■ Activity: Please say how many lines in the records contain the word "Free", giving only the number.

■ The data:
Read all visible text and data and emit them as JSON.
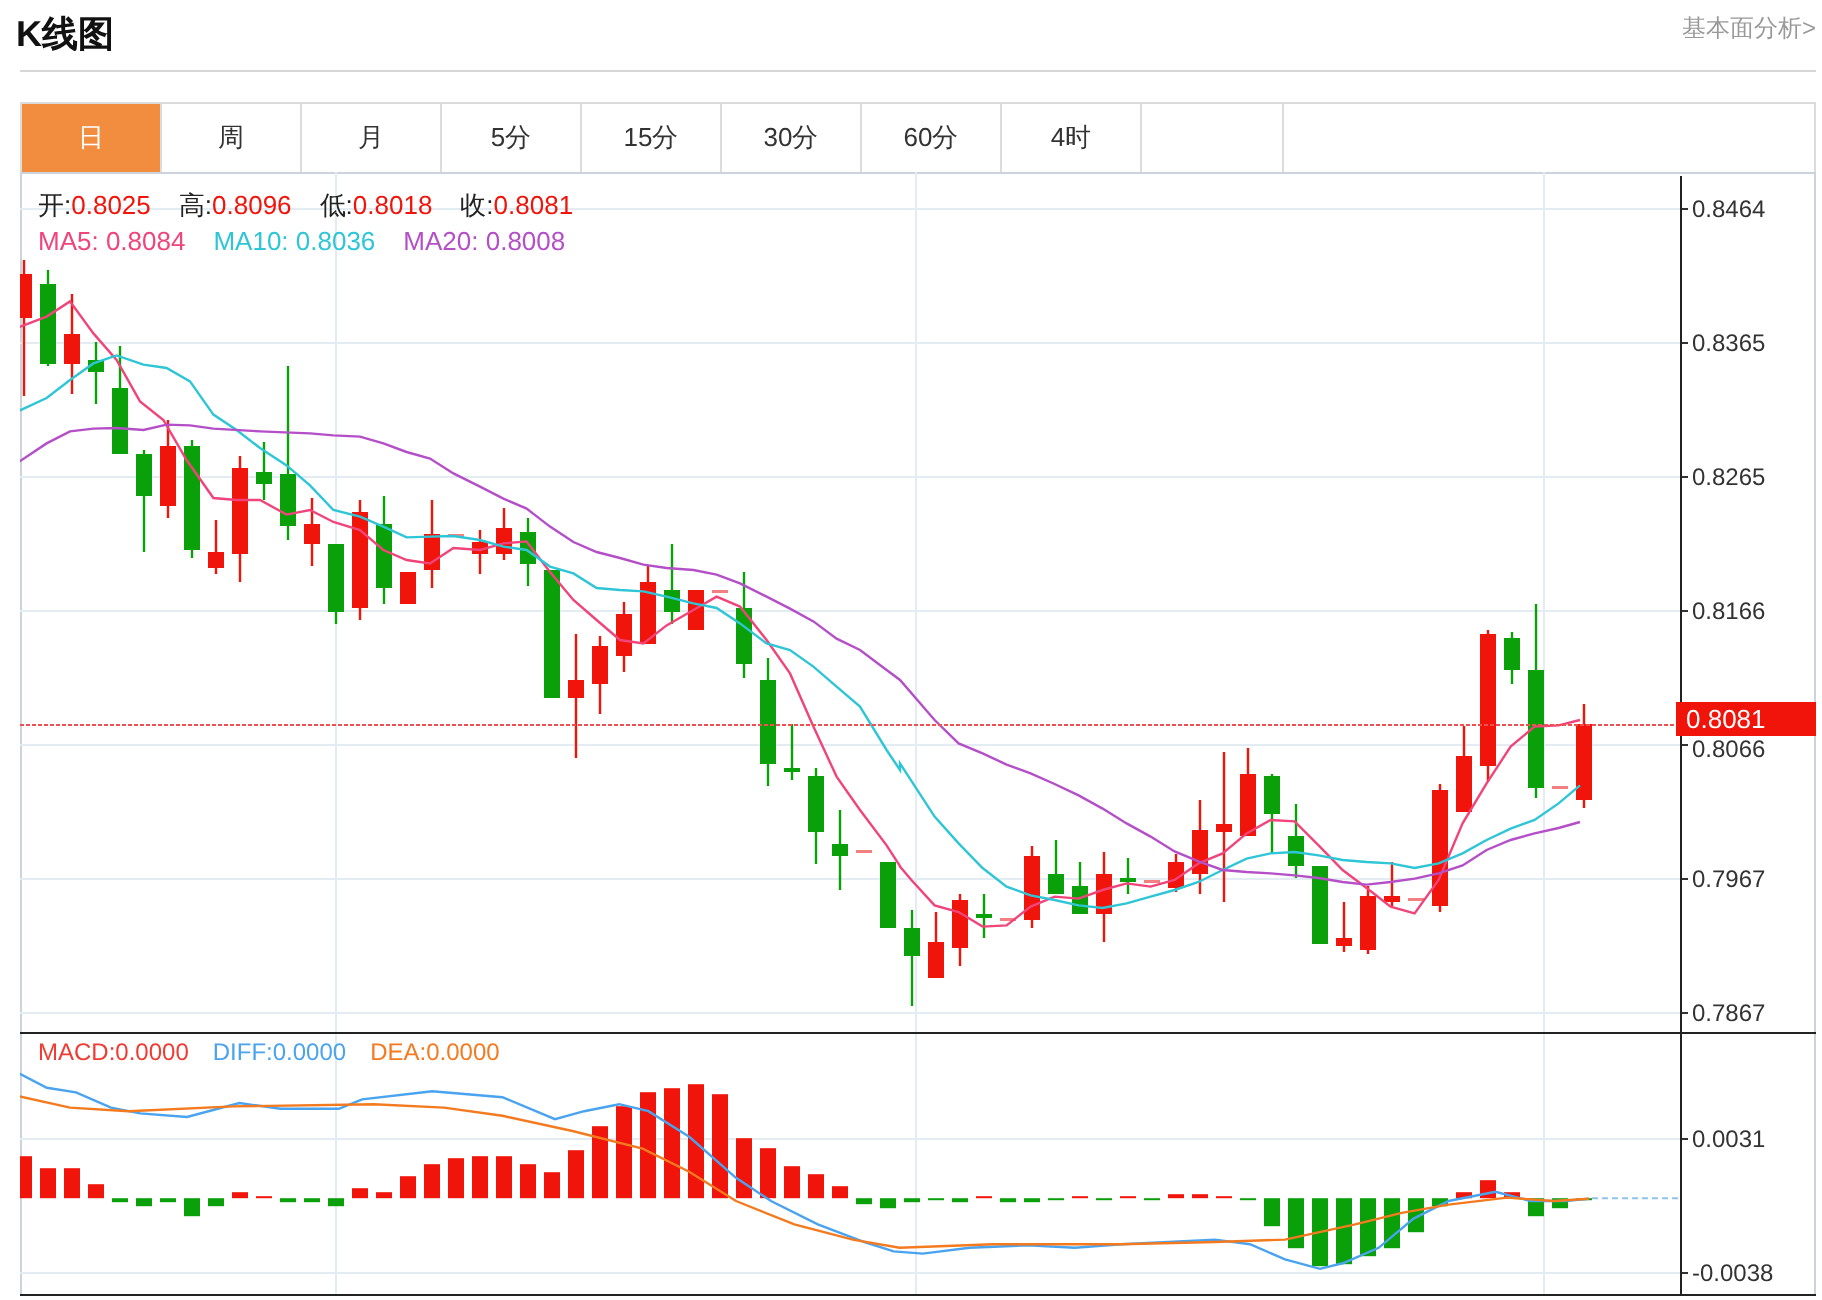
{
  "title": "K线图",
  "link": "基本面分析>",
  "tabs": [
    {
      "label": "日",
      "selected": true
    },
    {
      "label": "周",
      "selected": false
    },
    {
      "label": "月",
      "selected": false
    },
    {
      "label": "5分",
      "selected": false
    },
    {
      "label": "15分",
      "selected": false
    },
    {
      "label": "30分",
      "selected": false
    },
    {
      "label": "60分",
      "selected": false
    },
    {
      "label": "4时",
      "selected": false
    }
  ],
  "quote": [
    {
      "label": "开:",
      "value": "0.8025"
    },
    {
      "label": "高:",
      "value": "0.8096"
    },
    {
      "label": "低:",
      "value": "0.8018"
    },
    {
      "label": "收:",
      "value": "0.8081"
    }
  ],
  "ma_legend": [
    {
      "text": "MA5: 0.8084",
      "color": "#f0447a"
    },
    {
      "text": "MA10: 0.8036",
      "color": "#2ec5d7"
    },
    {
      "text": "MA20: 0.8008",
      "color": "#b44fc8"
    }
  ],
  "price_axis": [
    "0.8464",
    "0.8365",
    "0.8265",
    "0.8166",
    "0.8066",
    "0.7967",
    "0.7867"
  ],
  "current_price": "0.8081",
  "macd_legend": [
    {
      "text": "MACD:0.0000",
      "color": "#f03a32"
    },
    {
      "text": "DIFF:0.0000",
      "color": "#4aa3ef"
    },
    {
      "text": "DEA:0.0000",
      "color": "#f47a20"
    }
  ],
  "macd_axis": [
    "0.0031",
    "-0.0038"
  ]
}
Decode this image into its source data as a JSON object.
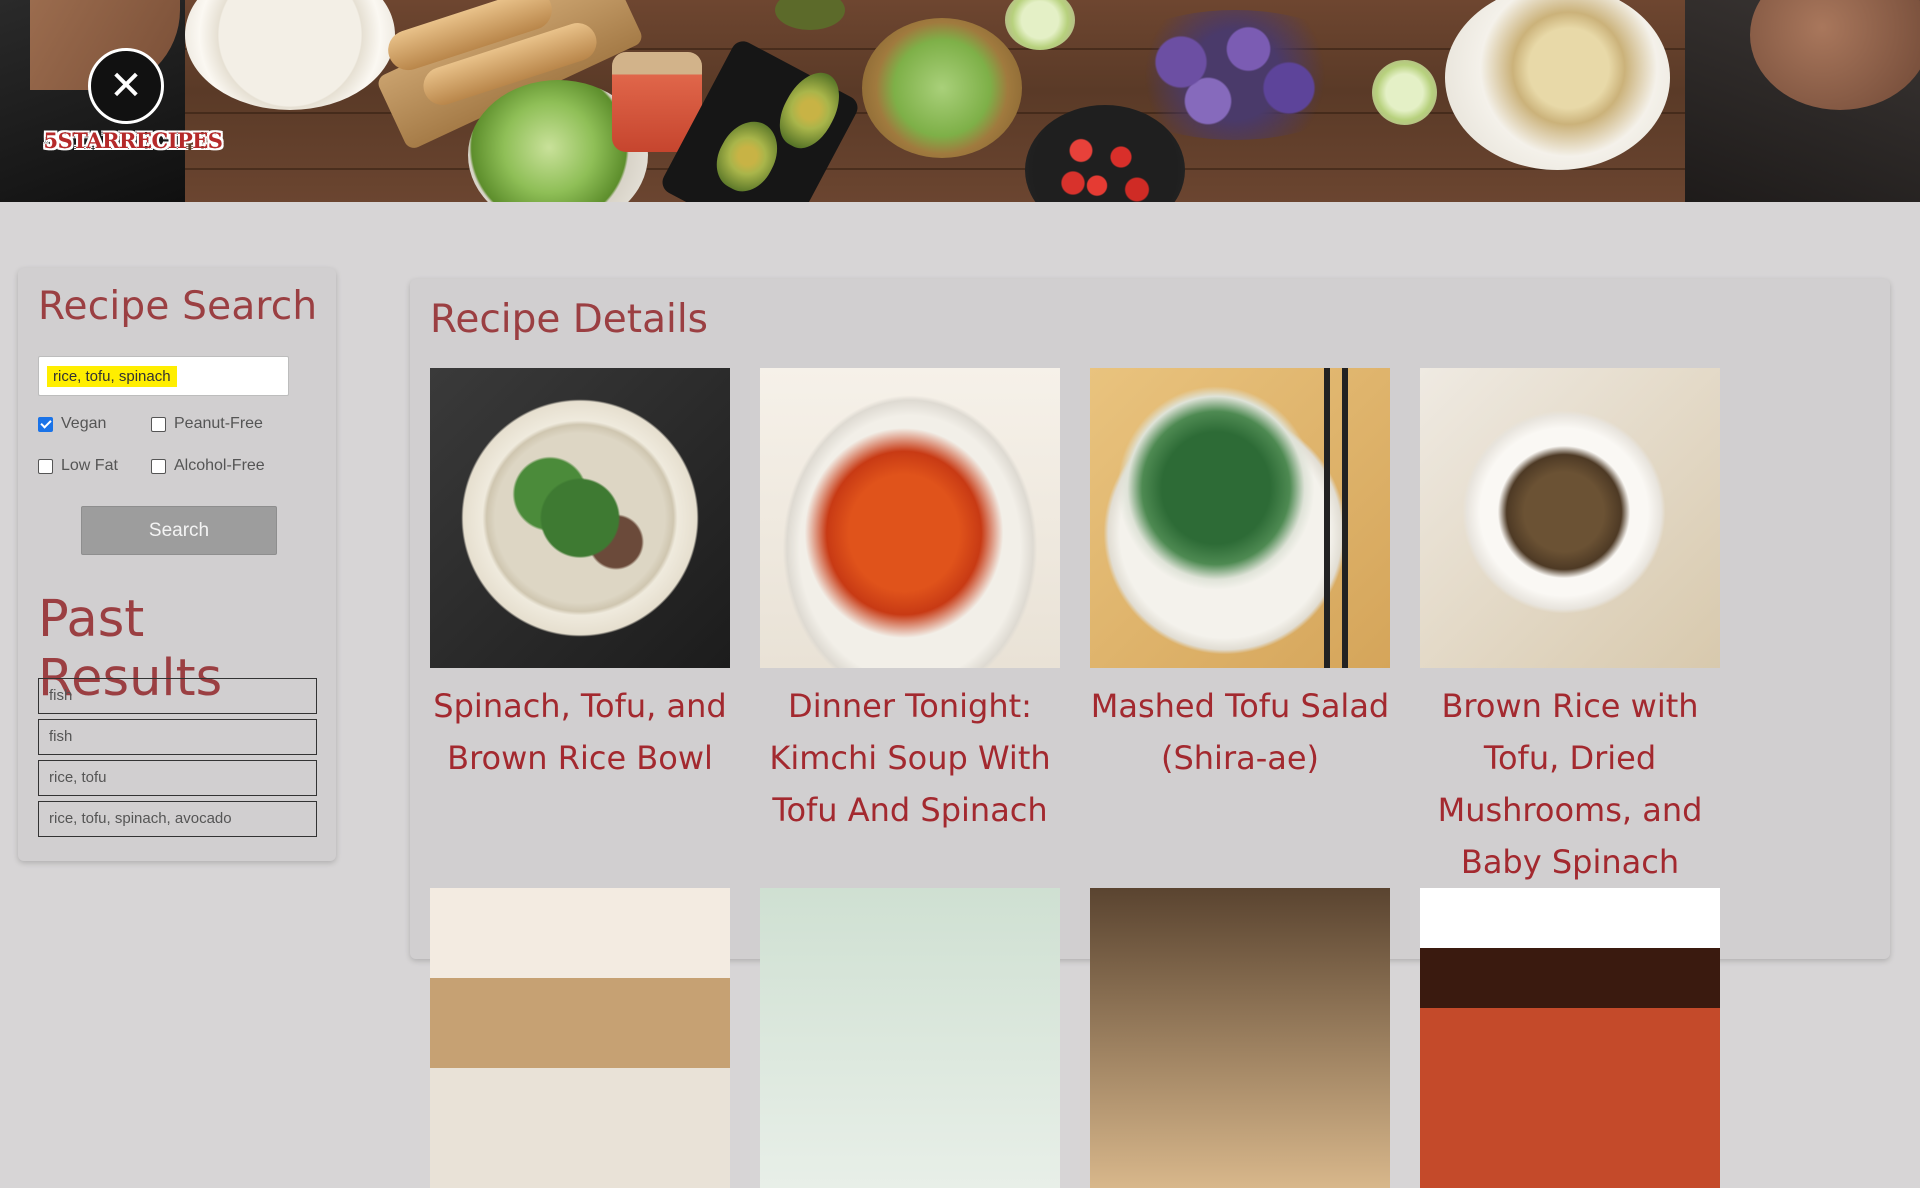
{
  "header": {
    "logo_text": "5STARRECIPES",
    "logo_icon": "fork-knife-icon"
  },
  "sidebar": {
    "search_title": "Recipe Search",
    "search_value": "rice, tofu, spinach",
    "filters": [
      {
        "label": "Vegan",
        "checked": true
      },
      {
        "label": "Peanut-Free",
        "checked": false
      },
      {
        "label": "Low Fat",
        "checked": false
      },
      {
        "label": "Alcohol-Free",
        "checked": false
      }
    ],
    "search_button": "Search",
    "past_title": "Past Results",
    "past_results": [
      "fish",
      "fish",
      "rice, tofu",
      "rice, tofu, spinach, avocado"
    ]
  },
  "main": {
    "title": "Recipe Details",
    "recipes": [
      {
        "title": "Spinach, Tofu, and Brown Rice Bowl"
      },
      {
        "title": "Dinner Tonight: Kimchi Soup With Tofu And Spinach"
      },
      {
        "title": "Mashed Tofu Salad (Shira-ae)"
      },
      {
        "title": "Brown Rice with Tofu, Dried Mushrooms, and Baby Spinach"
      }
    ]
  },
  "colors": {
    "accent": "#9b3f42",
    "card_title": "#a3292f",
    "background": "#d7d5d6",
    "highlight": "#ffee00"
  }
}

■ Response: 2